- Opening Delimiter -

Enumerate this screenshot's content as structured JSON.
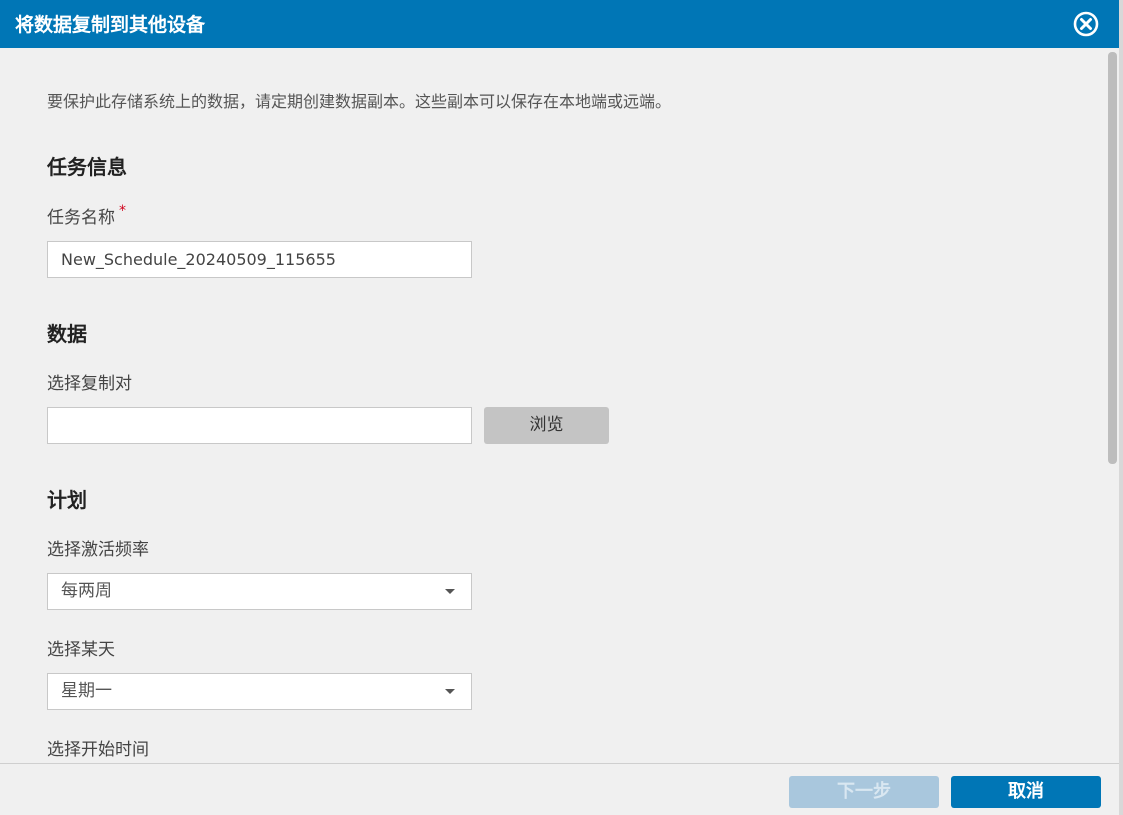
{
  "dialog": {
    "title": "将数据复制到其他设备",
    "close_icon": "close-circle-icon"
  },
  "intro": "要保护此存储系统上的数据，请定期创建数据副本。这些副本可以保存在本地端或远端。",
  "task_info": {
    "heading": "任务信息",
    "name_label": "任务名称",
    "required_mark": "*",
    "name_value": "New_Schedule_20240509_115655"
  },
  "data_section": {
    "heading": "数据",
    "select_label": "选择复制对",
    "select_value": "",
    "browse_label": "浏览"
  },
  "schedule": {
    "heading": "计划",
    "frequency_label": "选择激活频率",
    "frequency_value": "每两周",
    "day_label": "选择某天",
    "day_value": "星期一",
    "start_time_label": "选择开始时间"
  },
  "footer": {
    "next_label": "下一步",
    "cancel_label": "取消"
  },
  "colors": {
    "header": "#0076b6",
    "primary_button": "#0076b6",
    "disabled_button": "#a9c7dd",
    "background": "#f0f0f0"
  }
}
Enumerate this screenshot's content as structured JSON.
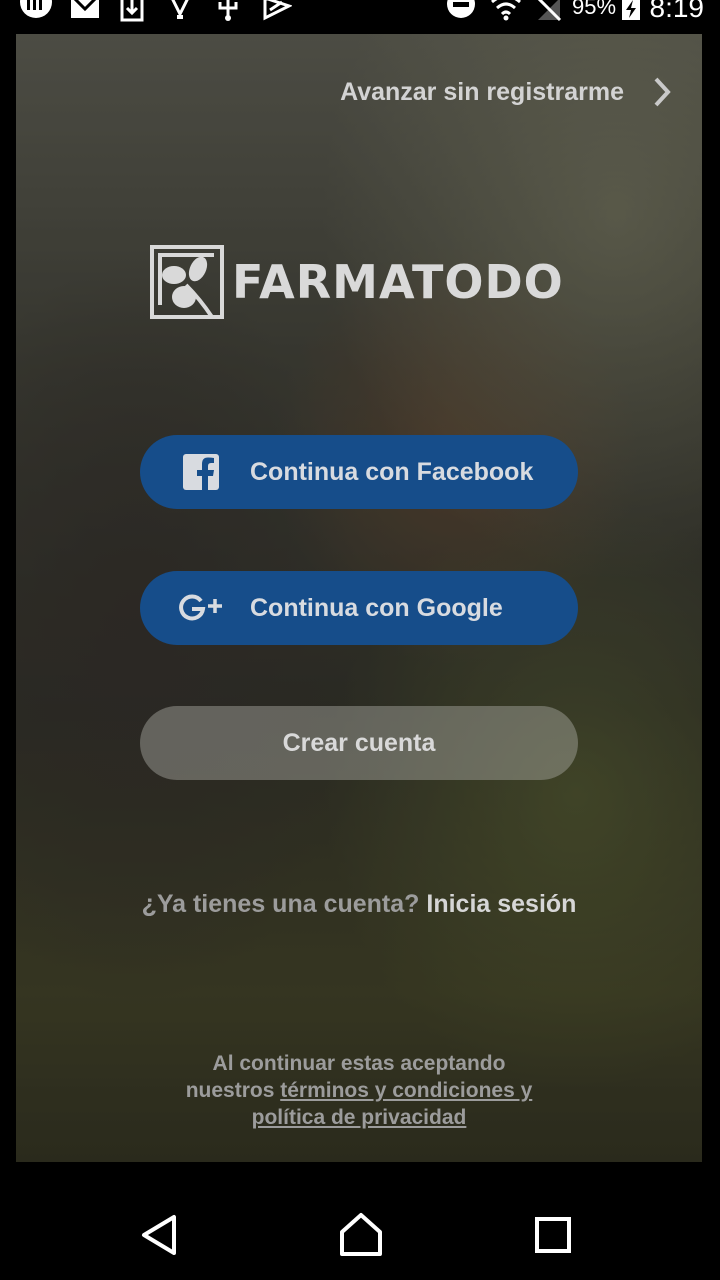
{
  "status_bar": {
    "battery_percent": "95%",
    "time": "8:19",
    "icons": [
      "voicemail-icon",
      "gmail-icon",
      "download-icon",
      "lightbulb-icon",
      "usb-icon",
      "play-store-icon",
      "do-not-disturb-icon",
      "wifi-icon",
      "no-signal-icon",
      "battery-charging-icon"
    ]
  },
  "skip": {
    "label": "Avanzar sin registrarme",
    "icon": "chevron-right-icon"
  },
  "logo": {
    "text": "FARMATODO",
    "icon": "clover-icon"
  },
  "buttons": {
    "facebook": "Continua con Facebook",
    "google": "Continua con Google",
    "create_account": "Crear cuenta"
  },
  "login": {
    "question": "¿Ya tienes una cuenta?",
    "link": "Inicia sesión"
  },
  "legal": {
    "line1": "Al continuar estas aceptando",
    "prefix": "nuestros",
    "terms": "términos y condiciones y",
    "privacy": "política de privacidad"
  },
  "colors": {
    "social_button": "#164d8a",
    "overlay_text": "#d3d3d3"
  },
  "navigation": [
    "back-icon",
    "home-icon",
    "recents-icon"
  ]
}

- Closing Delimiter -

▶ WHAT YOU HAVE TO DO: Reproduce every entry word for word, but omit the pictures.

▶ RESPONSE TO THE EXERCISE:
Enumerate this screenshot's content as structured JSON.
{
  "dialog": {
    "title": "将数据复制到其他设备",
    "close_icon": "close-circle-icon"
  },
  "intro": "要保护此存储系统上的数据，请定期创建数据副本。这些副本可以保存在本地端或远端。",
  "task_info": {
    "heading": "任务信息",
    "name_label": "任务名称",
    "required_mark": "*",
    "name_value": "New_Schedule_20240509_115655"
  },
  "data_section": {
    "heading": "数据",
    "select_label": "选择复制对",
    "select_value": "",
    "browse_label": "浏览"
  },
  "schedule": {
    "heading": "计划",
    "frequency_label": "选择激活频率",
    "frequency_value": "每两周",
    "day_label": "选择某天",
    "day_value": "星期一",
    "start_time_label": "选择开始时间"
  },
  "footer": {
    "next_label": "下一步",
    "cancel_label": "取消"
  },
  "colors": {
    "header": "#0076b6",
    "primary_button": "#0076b6",
    "disabled_button": "#a9c7dd",
    "background": "#f0f0f0"
  }
}
Enumerate this screenshot's content as structured JSON.
{
  "status_bar": {
    "battery_percent": "95%",
    "time": "8:19",
    "icons": [
      "voicemail-icon",
      "gmail-icon",
      "download-icon",
      "lightbulb-icon",
      "usb-icon",
      "play-store-icon",
      "do-not-disturb-icon",
      "wifi-icon",
      "no-signal-icon",
      "battery-charging-icon"
    ]
  },
  "skip": {
    "label": "Avanzar sin registrarme",
    "icon": "chevron-right-icon"
  },
  "logo": {
    "text": "FARMATODO",
    "icon": "clover-icon"
  },
  "buttons": {
    "facebook": "Continua con Facebook",
    "google": "Continua con Google",
    "create_account": "Crear cuenta"
  },
  "login": {
    "question": "¿Ya tienes una cuenta?",
    "link": "Inicia sesión"
  },
  "legal": {
    "line1": "Al continuar estas aceptando",
    "prefix": "nuestros",
    "terms": "términos y condiciones y",
    "privacy": "política de privacidad"
  },
  "colors": {
    "social_button": "#164d8a",
    "overlay_text": "#d3d3d3"
  },
  "navigation": [
    "back-icon",
    "home-icon",
    "recents-icon"
  ]
}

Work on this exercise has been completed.